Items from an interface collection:
------------------------------------------------------------------------

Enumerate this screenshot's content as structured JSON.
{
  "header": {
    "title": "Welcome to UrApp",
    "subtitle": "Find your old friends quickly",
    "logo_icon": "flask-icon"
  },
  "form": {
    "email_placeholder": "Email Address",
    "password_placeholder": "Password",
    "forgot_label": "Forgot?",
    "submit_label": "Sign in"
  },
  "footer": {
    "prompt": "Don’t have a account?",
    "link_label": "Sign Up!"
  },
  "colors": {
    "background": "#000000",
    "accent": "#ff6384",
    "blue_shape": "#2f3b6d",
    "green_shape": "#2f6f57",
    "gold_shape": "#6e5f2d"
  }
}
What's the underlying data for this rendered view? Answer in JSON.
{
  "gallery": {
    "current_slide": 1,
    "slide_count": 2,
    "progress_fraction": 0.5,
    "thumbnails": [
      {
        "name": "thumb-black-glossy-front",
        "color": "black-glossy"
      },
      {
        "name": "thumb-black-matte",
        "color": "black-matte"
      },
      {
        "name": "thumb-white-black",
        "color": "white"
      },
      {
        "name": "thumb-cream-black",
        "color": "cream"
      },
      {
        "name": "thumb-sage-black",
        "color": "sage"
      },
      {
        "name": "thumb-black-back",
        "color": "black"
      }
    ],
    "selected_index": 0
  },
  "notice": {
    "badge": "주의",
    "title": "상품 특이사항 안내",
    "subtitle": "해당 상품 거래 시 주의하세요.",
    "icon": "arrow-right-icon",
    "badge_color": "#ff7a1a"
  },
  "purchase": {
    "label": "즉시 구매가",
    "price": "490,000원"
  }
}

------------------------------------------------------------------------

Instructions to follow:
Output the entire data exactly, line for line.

Answer to the exercise:
Enumerate this screenshot's content as structured JSON.
{
  "header": {
    "title": "Welcome to UrApp",
    "subtitle": "Find your old friends quickly",
    "logo_icon": "flask-icon"
  },
  "form": {
    "email_placeholder": "Email Address",
    "password_placeholder": "Password",
    "forgot_label": "Forgot?",
    "submit_label": "Sign in"
  },
  "footer": {
    "prompt": "Don’t have a account?",
    "link_label": "Sign Up!"
  },
  "colors": {
    "background": "#000000",
    "accent": "#ff6384",
    "blue_shape": "#2f3b6d",
    "green_shape": "#2f6f57",
    "gold_shape": "#6e5f2d"
  }
}
What's the underlying data for this rendered view? Answer in JSON.
{
  "gallery": {
    "current_slide": 1,
    "slide_count": 2,
    "progress_fraction": 0.5,
    "thumbnails": [
      {
        "name": "thumb-black-glossy-front",
        "color": "black-glossy"
      },
      {
        "name": "thumb-black-matte",
        "color": "black-matte"
      },
      {
        "name": "thumb-white-black",
        "color": "white"
      },
      {
        "name": "thumb-cream-black",
        "color": "cream"
      },
      {
        "name": "thumb-sage-black",
        "color": "sage"
      },
      {
        "name": "thumb-black-back",
        "color": "black"
      }
    ],
    "selected_index": 0
  },
  "notice": {
    "badge": "주의",
    "title": "상품 특이사항 안내",
    "subtitle": "해당 상품 거래 시 주의하세요.",
    "icon": "arrow-right-icon",
    "badge_color": "#ff7a1a"
  },
  "purchase": {
    "label": "즉시 구매가",
    "price": "490,000원"
  }
}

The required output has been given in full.